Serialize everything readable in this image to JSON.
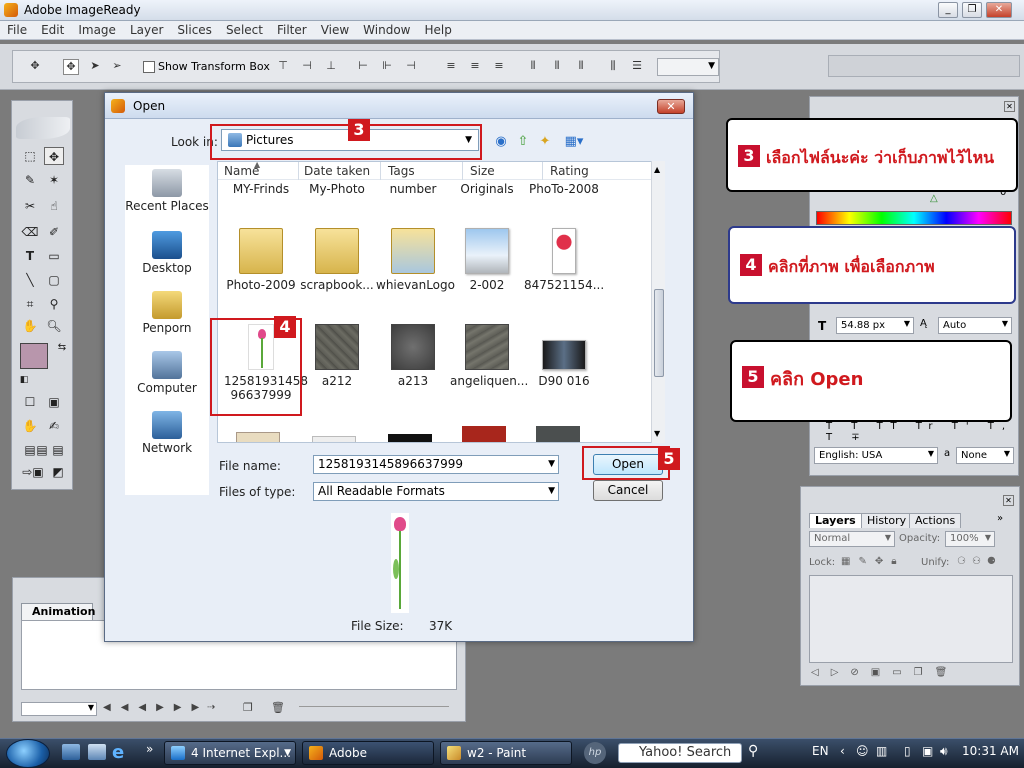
{
  "app": {
    "title": "Adobe ImageReady"
  },
  "menu": [
    "File",
    "Edit",
    "Image",
    "Layer",
    "Slices",
    "Select",
    "Filter",
    "View",
    "Window",
    "Help"
  ],
  "options": {
    "show_transform_box": "Show Transform Box"
  },
  "animation_panel": {
    "tab": "Animation"
  },
  "type_panel": {
    "font_size": "54.88 px",
    "leading": "Auto",
    "language": "English: USA",
    "aa_label": "a",
    "aa_value": "None",
    "value_field": "0"
  },
  "layers_panel": {
    "tabs": [
      "Layers",
      "History",
      "Actions"
    ],
    "blend_mode": "Normal",
    "opacity_label": "Opacity:",
    "opacity": "100%",
    "lock_label": "Lock:",
    "unify_label": "Unify:"
  },
  "dialog": {
    "title": "Open",
    "look_in_label": "Look in:",
    "look_in_value": "Pictures",
    "places": [
      "Recent Places",
      "Desktop",
      "Penporn",
      "Computer",
      "Network"
    ],
    "columns": [
      "Name",
      "Date taken",
      "Tags",
      "Size",
      "Rating"
    ],
    "top_row": [
      "MY-Frinds",
      "My-Photo",
      "number",
      "Originals",
      "PhoTo-2008"
    ],
    "row1": [
      "Photo-2009",
      "scrapbook...",
      "whievanLogo",
      "2-002",
      "847521154..."
    ],
    "row2": [
      "1258193145896637999",
      "a212",
      "a213",
      "angeliquen...",
      "D90 016"
    ],
    "row2_first_line1": "12581931458",
    "row2_first_line2": "96637999",
    "file_name_label": "File name:",
    "file_name_value": "1258193145896637999",
    "file_type_label": "Files of type:",
    "file_type_value": "All Readable Formats",
    "open_button": "Open",
    "cancel_button": "Cancel",
    "file_size_label": "File Size:",
    "file_size_value": "37K"
  },
  "annotations": {
    "badge3": "3",
    "badge4": "4",
    "badge5": "5",
    "callout3_text": "เลือกไฟล์นะค่ะ  ว่าเก็บภาพไว้ไหน",
    "callout4_text": "คลิกที่ภาพ  เพื่อเลือกภาพ",
    "callout5_text": "คลิก  Open"
  },
  "taskbar": {
    "tasks": [
      "4 Internet Expl...",
      "Adobe ImageRe...",
      "w2 - Paint"
    ],
    "search": "Yahoo! Search",
    "lang": "EN",
    "time": "10:31 AM"
  },
  "colors": {
    "annotation_red": "#d0191e",
    "callout_border": "#000000",
    "callout4_border": "#2d3a8c",
    "foreground_swatch": "#b896ac"
  }
}
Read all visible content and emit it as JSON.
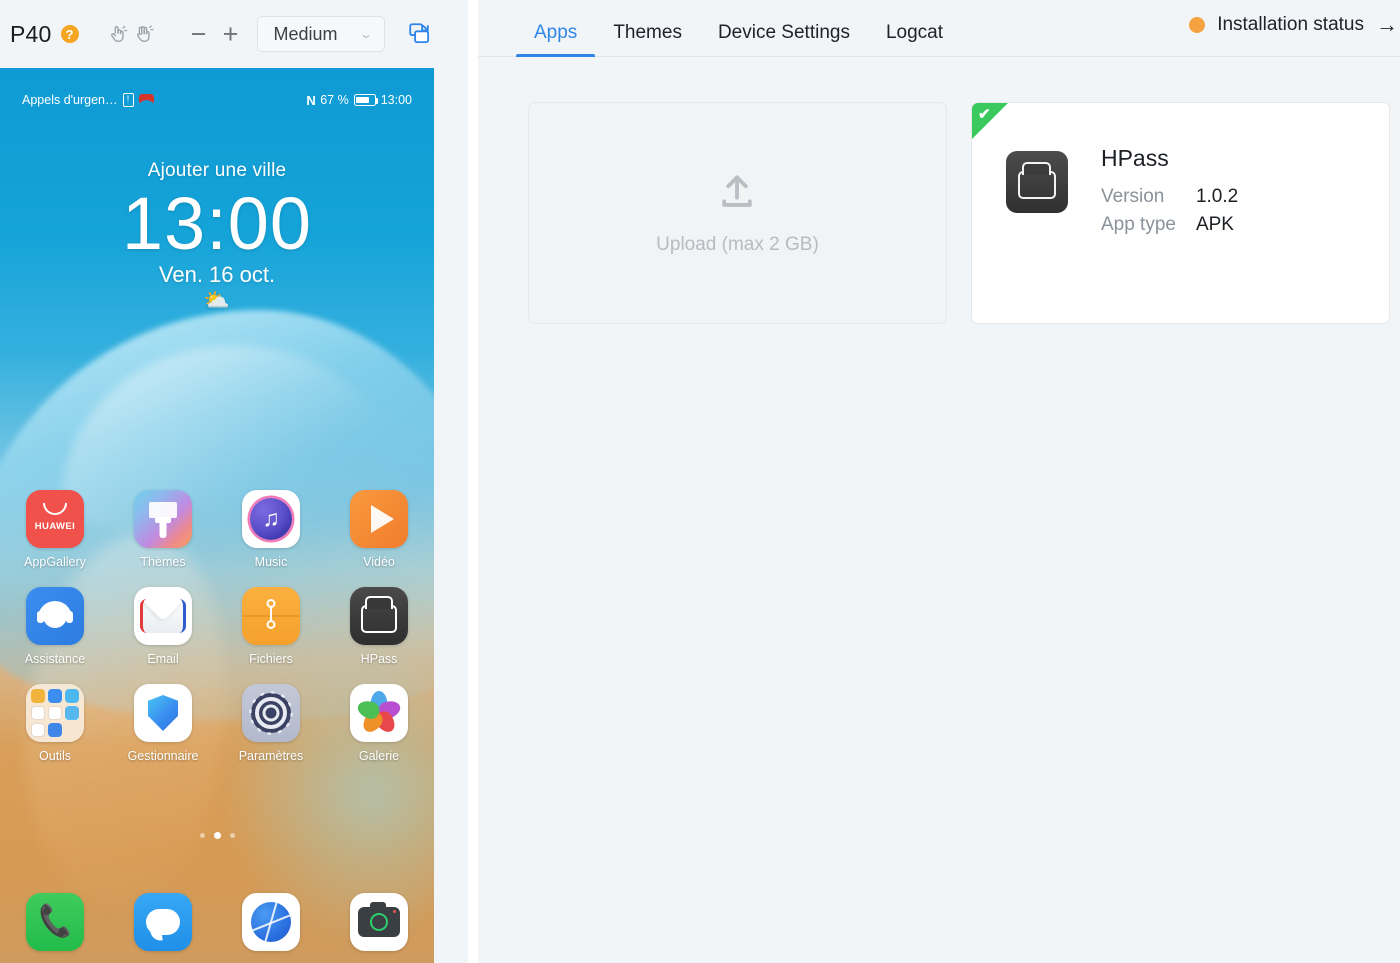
{
  "device_toolbar": {
    "device_name": "P40",
    "help_badge": "?",
    "tap_icon": "hand-tap-icon",
    "swipe_icon": "hand-swipe-icon",
    "zoom_out": "−",
    "zoom_in": "+",
    "size_value": "Medium",
    "size_chevron": "⌄",
    "popout_icon": "popout-window-icon"
  },
  "phone": {
    "status_bar": {
      "carrier": "Appels d'urgen…",
      "sim_icon": "sim-card-alert-icon",
      "brand_icon": "huawei-logo-icon",
      "nfc": "N",
      "battery_percent": "67 %",
      "battery_icon": "battery-icon",
      "time": "13:00"
    },
    "clock_widget": {
      "city": "Ajouter une ville",
      "time": "13:00",
      "date": "Ven. 16 oct.",
      "weather_glyph": "⛅"
    },
    "app_rows": [
      [
        {
          "label": "AppGallery",
          "icon": "appgallery-icon",
          "brand": "HUAWEI"
        },
        {
          "label": "Thèmes",
          "icon": "themes-icon"
        },
        {
          "label": "Music",
          "icon": "music-icon"
        },
        {
          "label": "Vidéo",
          "icon": "video-icon"
        }
      ],
      [
        {
          "label": "Assistance",
          "icon": "assistance-icon"
        },
        {
          "label": "Email",
          "icon": "email-icon"
        },
        {
          "label": "Fichiers",
          "icon": "files-icon"
        },
        {
          "label": "HPass",
          "icon": "hpass-icon"
        }
      ],
      [
        {
          "label": "Outils",
          "icon": "tools-folder-icon"
        },
        {
          "label": "Gestionnaire",
          "icon": "manager-shield-icon"
        },
        {
          "label": "Paramètres",
          "icon": "settings-gear-icon"
        },
        {
          "label": "Galerie",
          "icon": "gallery-flower-icon"
        }
      ]
    ],
    "page_dots": {
      "count": 3,
      "active_index": 1
    },
    "dock": [
      {
        "label": "",
        "icon": "phone-icon"
      },
      {
        "label": "",
        "icon": "messages-icon"
      },
      {
        "label": "",
        "icon": "browser-globe-icon"
      },
      {
        "label": "",
        "icon": "camera-icon"
      }
    ]
  },
  "main": {
    "tabs": [
      {
        "label": "Apps",
        "active": true
      },
      {
        "label": "Themes",
        "active": false
      },
      {
        "label": "Device Settings",
        "active": false
      },
      {
        "label": "Logcat",
        "active": false
      }
    ],
    "installation_status": {
      "label": "Installation status",
      "arrow": "→",
      "dot_color": "#f5a340"
    },
    "upload_card": {
      "label": "Upload (max 2 GB)",
      "icon": "upload-icon"
    },
    "app_card": {
      "name": "HPass",
      "icon": "hpass-icon",
      "installed_check": "✔",
      "fields": [
        {
          "key": "Version",
          "value": "1.0.2"
        },
        {
          "key": "App type",
          "value": "APK"
        }
      ]
    }
  },
  "colors": {
    "accent": "#2f86e8",
    "status_orange": "#f5a340",
    "success_green": "#39c95c",
    "page_bg": "#f1f5f8"
  }
}
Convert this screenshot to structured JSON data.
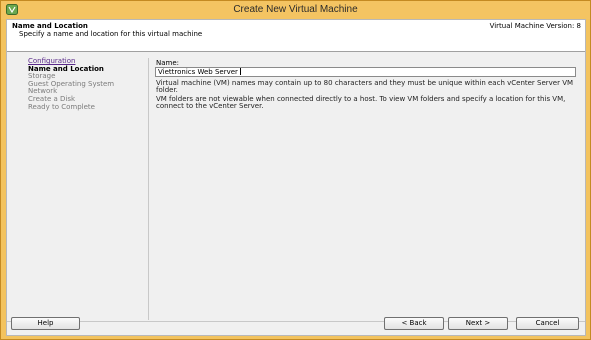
{
  "window": {
    "title": "Create New Virtual Machine"
  },
  "header": {
    "title": "Name and Location",
    "subtitle": "Specify a name and location for this virtual machine",
    "version": "Virtual Machine Version: 8"
  },
  "nav": {
    "items": [
      {
        "label": "Configuration",
        "state": "link"
      },
      {
        "label": "Name and Location",
        "state": "active"
      },
      {
        "label": "Storage",
        "state": "inactive"
      },
      {
        "label": "Guest Operating System",
        "state": "inactive"
      },
      {
        "label": "Network",
        "state": "inactive"
      },
      {
        "label": "Create a Disk",
        "state": "inactive"
      },
      {
        "label": "Ready to Complete",
        "state": "inactive"
      }
    ]
  },
  "form": {
    "name_label": "Name:",
    "name_value": "Viettronics Web Server",
    "desc1": "Virtual machine (VM) names may contain up to 80 characters and they must be unique within each vCenter Server VM folder.",
    "desc2": "VM folders are not viewable when connected directly to a host. To view VM folders and specify a location for this VM, connect to the vCenter Server."
  },
  "buttons": {
    "help": "Help",
    "back": "< Back",
    "next": "Next >",
    "cancel": "Cancel"
  },
  "colors": {
    "titlebar": "#f4c462",
    "link": "#5a2a8a",
    "inactive_nav": "#7b7b7b"
  }
}
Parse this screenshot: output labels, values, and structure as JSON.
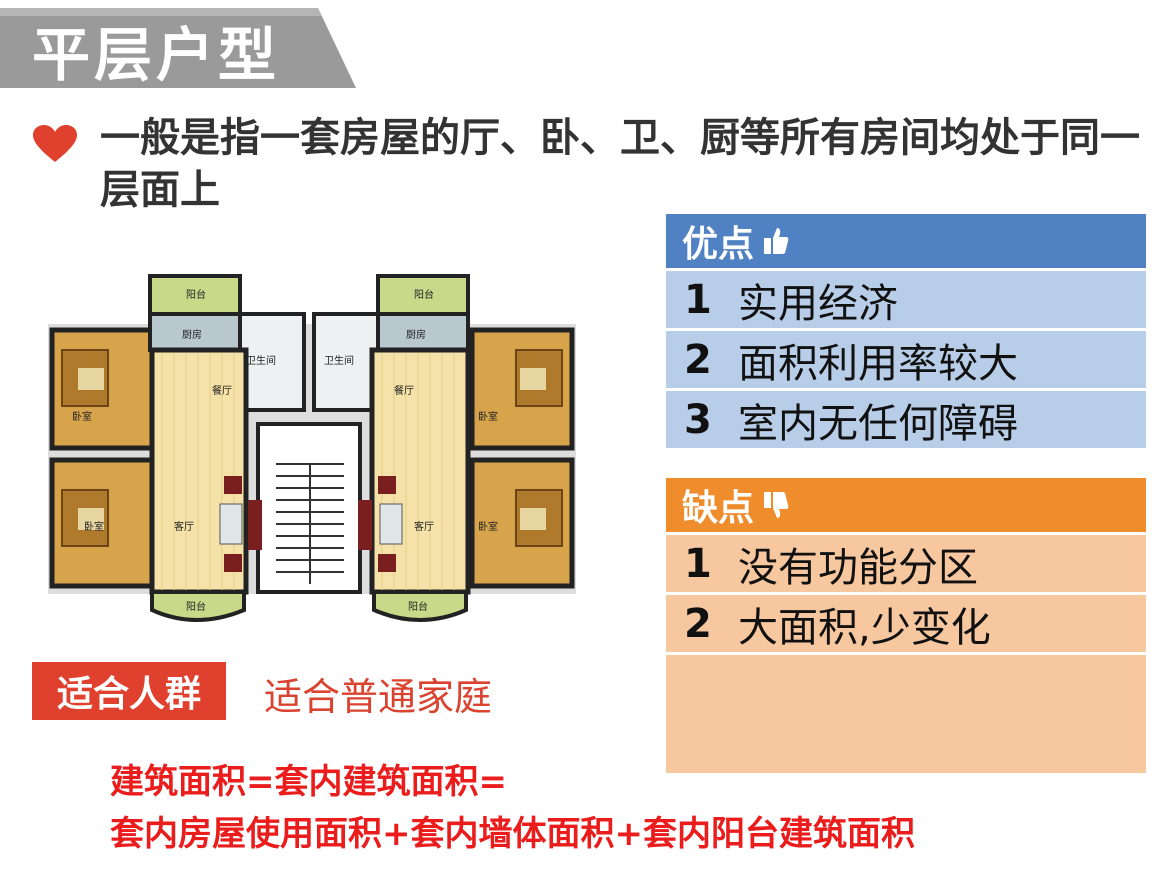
{
  "title": "平层户型",
  "intro": "一般是指一套房屋的厅、卧、卫、厨等所有房间均处于同一层面上",
  "floorplan": {
    "balcony_top_left": "阳台",
    "balcony_top_right": "阳台",
    "kitchen_left": "厨房",
    "kitchen_right": "厨房",
    "bath_left": "卫生间",
    "bath_right": "卫生间",
    "dining_left": "餐厅",
    "dining_right": "餐厅",
    "bedroom_tl": "卧室",
    "bedroom_tr": "卧室",
    "bedroom_bl": "卧室",
    "bedroom_br": "卧室",
    "living_left": "客厅",
    "living_right": "客厅",
    "balcony_bottom_left": "阳台",
    "balcony_bottom_right": "阳台"
  },
  "pros": {
    "title": "优点",
    "icon": "thumbs-up-icon",
    "items": [
      {
        "num": "1",
        "text": "实用经济"
      },
      {
        "num": "2",
        "text": "面积利用率较大"
      },
      {
        "num": "3",
        "text": "室内无任何障碍"
      }
    ]
  },
  "cons": {
    "title": "缺点",
    "icon": "thumbs-down-icon",
    "items": [
      {
        "num": "1",
        "text": "没有功能分区"
      },
      {
        "num": "2",
        "text": "大面积,少变化"
      }
    ]
  },
  "target": {
    "label": "适合人群",
    "value": "适合普通家庭"
  },
  "formula": {
    "line1": "建筑面积=套内建筑面积=",
    "line2": "套内房屋使用面积+套内墙体面积+套内阳台建筑面积"
  },
  "colors": {
    "title_bg": "#9a9a9a",
    "pros_head": "#4f81c3",
    "pros_row": "#b8cde8",
    "cons_head": "#ef8c2b",
    "cons_row": "#f7c8a0",
    "accent_red": "#e0402e",
    "formula_red": "#ea1c1c"
  }
}
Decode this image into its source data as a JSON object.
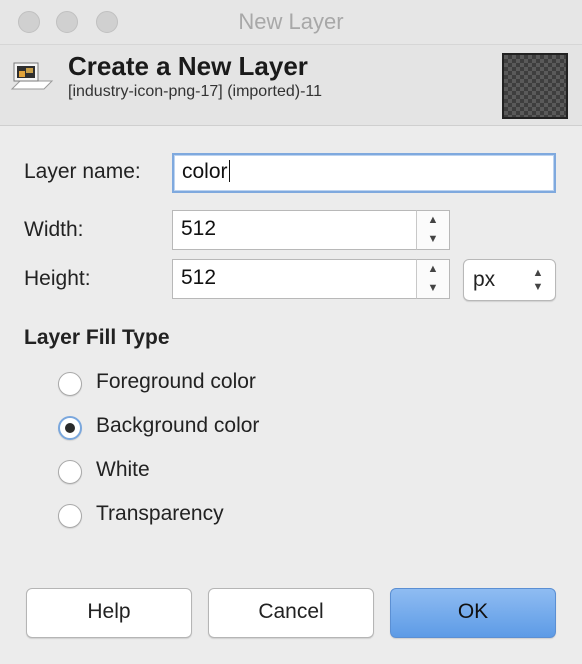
{
  "window": {
    "title": "New Layer"
  },
  "header": {
    "title": "Create a New Layer",
    "subtitle": "[industry-icon-png-17] (imported)-11",
    "icon": "layer-icon",
    "thumbnail": "layer-thumbnail"
  },
  "form": {
    "layer_name_label": "Layer name:",
    "layer_name_value": "color",
    "width_label": "Width:",
    "width_value": "512",
    "height_label": "Height:",
    "height_value": "512",
    "unit_value": "px"
  },
  "fill_type": {
    "title": "Layer Fill Type",
    "options": [
      {
        "label": "Foreground color",
        "checked": false
      },
      {
        "label": "Background color",
        "checked": true
      },
      {
        "label": "White",
        "checked": false
      },
      {
        "label": "Transparency",
        "checked": false
      }
    ]
  },
  "buttons": {
    "help": "Help",
    "cancel": "Cancel",
    "ok": "OK"
  },
  "colors": {
    "accent": "#5d9be6",
    "focus_ring": "#7fa9de"
  }
}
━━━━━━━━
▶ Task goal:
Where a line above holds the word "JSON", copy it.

▶ Answer section:
Serialize everything readable in this image to JSON.
Read all visible content and emit it as JSON.
Convert this screenshot to structured JSON data.
Parse this screenshot: output labels, values, and structure as JSON.
Decode this image into its source data as a JSON object.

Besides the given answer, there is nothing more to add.